The Community-Led Total Sanitation (CLTS) approach facilitates communities to conduct their own appraisal and analysis of open defecation, mobilising people to identify and find solutions to their sanitation and hygiene needs. CLTS encourages people to take action to improve their situation by utilising local knowledge, technology and innovation.
At the heart of CLTS lies the recognition that merely providing toilets does not guarantee their use, nor result in improved sanitation and hygiene. Earlier approaches to sanitation prescribed high initial standards and offered subsidies as an incentive. But this often led to uneven adoption, problems with long-term sustainability and only partial use. It also created a culture of dependence on subsidies. Open defecation and the cycle of faecal–oral contamination continued to spread disease.
In contrast, CLTS focuses on the behavioural change needed to ensure real and sustainable improvements – investing in community mobilisation instead of hardware, and shifting the focus from toilet construction for individual households to the creation of open defecation-free villages, raising awareness that even if a minority of people continues to defecate in the open everyone is at risk of disease.
CLTS uses participatory methodologies and processes, including community mapping and transect walks, to facilitate communities to analyse their own sanitation practices and faecal-oral pathways. During this process (called triggering) communities come to the realisation they are eating each other’s shit resulting in communities into taking action to become open defecation free (ODF). CLTS triggers the community’s desire for collective change, propels people into action and encourages innovation, mutual support and appropriate local solutions, thus leading to greater ownership and sustainability.
After initially being conceived as an approach for rural sanitation only, there have been a variety of adaptations, for example in urban and peri-urban settings, in schools and in post emergency and fragile state contexts.
CLTS and the changing landscape of rural WASH
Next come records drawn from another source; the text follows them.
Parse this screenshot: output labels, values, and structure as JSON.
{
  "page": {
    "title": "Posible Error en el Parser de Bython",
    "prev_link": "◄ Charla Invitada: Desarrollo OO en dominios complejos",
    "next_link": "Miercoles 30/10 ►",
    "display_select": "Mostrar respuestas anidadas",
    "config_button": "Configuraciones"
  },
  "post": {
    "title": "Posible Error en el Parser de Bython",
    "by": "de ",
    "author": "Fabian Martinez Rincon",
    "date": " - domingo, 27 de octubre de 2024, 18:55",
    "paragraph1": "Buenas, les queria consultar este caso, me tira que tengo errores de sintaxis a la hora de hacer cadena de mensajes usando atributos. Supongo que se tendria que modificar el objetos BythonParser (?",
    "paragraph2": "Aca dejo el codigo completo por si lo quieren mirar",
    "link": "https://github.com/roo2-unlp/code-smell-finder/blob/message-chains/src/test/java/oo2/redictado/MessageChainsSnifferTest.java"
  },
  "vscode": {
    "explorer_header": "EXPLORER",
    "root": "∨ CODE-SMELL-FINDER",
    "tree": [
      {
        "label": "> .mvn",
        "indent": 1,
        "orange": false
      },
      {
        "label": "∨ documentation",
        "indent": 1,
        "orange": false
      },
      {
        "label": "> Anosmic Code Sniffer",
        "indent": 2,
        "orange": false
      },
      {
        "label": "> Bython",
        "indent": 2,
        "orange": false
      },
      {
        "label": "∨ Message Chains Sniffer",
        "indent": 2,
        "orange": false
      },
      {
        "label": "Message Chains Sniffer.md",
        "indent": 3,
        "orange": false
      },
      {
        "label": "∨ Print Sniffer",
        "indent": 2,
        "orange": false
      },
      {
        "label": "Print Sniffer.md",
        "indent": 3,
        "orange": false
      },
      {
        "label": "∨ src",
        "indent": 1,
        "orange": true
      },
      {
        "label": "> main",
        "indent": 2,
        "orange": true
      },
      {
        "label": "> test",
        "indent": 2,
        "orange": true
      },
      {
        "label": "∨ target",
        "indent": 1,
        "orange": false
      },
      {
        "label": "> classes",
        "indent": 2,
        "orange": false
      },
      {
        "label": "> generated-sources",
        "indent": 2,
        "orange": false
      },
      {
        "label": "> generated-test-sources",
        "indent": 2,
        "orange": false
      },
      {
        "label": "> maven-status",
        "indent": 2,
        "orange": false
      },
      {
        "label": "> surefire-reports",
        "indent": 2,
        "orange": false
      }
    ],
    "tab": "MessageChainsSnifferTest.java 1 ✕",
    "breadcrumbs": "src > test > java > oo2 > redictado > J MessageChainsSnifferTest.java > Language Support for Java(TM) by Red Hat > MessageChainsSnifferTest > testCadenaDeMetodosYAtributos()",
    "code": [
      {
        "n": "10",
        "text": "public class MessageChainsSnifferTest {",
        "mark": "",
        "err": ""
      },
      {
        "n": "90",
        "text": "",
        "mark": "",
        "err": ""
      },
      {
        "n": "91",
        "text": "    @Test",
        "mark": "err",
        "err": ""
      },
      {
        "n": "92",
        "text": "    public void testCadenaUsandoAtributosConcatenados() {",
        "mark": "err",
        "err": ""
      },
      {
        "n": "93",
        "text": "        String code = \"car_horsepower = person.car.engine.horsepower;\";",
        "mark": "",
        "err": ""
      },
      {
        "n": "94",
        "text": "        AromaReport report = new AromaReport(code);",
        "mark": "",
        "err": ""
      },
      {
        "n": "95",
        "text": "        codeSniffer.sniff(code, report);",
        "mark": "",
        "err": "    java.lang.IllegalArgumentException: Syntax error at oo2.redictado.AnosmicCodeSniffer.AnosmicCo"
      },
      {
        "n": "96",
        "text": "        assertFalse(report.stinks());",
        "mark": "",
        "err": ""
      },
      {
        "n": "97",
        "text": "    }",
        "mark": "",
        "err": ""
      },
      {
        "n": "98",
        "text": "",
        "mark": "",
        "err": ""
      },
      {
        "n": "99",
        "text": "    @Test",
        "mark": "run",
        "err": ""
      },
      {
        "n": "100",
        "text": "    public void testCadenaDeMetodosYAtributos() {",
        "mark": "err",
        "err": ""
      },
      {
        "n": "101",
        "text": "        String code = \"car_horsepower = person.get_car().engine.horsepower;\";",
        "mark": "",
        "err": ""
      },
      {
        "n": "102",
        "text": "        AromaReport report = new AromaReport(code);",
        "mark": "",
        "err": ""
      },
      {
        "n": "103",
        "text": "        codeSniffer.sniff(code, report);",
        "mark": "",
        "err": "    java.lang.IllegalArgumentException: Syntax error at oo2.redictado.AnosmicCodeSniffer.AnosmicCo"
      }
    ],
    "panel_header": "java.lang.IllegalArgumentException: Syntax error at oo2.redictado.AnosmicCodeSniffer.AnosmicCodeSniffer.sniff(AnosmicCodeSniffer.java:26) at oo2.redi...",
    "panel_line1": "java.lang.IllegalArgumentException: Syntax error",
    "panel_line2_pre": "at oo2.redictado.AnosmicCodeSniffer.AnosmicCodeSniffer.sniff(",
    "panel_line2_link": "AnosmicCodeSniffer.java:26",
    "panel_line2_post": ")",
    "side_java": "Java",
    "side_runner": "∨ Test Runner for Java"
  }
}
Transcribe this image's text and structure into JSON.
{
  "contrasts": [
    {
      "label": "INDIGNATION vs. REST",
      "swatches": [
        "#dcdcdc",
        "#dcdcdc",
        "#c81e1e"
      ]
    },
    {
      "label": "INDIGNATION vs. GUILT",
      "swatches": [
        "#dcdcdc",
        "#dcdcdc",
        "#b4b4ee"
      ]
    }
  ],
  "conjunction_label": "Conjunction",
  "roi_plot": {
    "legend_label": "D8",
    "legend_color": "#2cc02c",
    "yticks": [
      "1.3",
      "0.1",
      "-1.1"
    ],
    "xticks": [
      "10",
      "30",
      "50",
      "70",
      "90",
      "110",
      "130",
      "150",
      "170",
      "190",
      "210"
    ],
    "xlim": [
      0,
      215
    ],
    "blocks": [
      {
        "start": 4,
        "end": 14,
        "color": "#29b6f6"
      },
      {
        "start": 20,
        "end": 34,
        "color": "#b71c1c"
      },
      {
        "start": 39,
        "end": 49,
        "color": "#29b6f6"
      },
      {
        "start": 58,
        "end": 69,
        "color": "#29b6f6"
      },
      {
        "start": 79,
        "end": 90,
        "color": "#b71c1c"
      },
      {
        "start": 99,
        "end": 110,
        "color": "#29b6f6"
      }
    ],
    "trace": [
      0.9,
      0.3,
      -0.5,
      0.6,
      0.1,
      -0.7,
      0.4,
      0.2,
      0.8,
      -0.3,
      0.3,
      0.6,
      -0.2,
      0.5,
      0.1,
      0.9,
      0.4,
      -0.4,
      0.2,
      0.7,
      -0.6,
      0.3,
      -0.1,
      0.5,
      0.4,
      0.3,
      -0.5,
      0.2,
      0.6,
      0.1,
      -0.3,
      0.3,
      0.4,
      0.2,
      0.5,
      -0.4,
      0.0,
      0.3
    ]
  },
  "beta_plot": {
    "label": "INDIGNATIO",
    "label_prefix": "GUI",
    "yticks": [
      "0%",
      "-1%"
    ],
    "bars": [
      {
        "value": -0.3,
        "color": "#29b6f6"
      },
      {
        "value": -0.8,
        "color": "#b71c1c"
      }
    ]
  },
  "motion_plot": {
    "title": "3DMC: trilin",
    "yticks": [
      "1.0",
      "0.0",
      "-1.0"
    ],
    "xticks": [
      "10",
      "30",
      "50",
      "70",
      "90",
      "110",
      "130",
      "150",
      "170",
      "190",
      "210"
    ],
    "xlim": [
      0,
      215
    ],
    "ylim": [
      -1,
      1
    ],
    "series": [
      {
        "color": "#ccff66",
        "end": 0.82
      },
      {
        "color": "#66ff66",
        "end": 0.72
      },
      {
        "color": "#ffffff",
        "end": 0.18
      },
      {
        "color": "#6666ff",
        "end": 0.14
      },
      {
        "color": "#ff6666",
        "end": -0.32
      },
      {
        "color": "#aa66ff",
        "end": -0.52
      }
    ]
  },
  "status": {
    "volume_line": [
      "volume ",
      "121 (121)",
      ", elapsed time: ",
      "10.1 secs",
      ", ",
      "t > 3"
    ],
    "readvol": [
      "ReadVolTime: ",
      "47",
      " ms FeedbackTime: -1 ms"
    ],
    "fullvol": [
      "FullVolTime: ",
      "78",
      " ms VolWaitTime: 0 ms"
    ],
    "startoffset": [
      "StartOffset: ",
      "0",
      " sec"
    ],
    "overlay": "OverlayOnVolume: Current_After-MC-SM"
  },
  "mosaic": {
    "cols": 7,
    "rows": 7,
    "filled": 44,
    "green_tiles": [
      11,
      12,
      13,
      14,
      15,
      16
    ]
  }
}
The WASH landscape has been changing subtly but noticeably over the last few years. CLTS has proved most effective to date in tackling the sanitation challenge at scale, becoming more and more accepted, integrated into national policies, and used in a wide variety of contexts by a multitude of actors. However, the last few yearsSDGs have challenged the sector to look beyond the ambitions of the MDGs and examine who is not being reached by efforts to increase access to sanitation.
With the SDG’s focus on universal coverage and reaching the poorest and most vulnerable, the complexity of the challenges facing the WASH sector and with it, CLTS, have become clear. For example, as no subsidies are offered with CLTS it has been thought of as a cheap approach, however in practice it requires substantial investment in staff. The approach is human resource heavy and requires frequent time spent in the field including for pre-triggering, triggering, post-triggering and post-ODF activities. It is also increasingly accepted that there are contexts in which external support such as subsidies are necessary for people to gain access to safe and appropriate sanitation.
CLTS has been found to be most effective in villages that are small, remote, cohesive and have strong local leadership. As CLTS has been adopted into national strategies, pressure to deliver results within set timescales has increased. This has highlighted the challenges associated with balancing a community-led approach with externally driven agendas and has drawn attention to the risk of undue pressure being placed on potentially vulnerable community members to build latrines in order to meet targets. There are a number of practical resources which give suggestions for how issues such as gender, equity, social inclusion, and sustainability can be integrated into CLTS programming.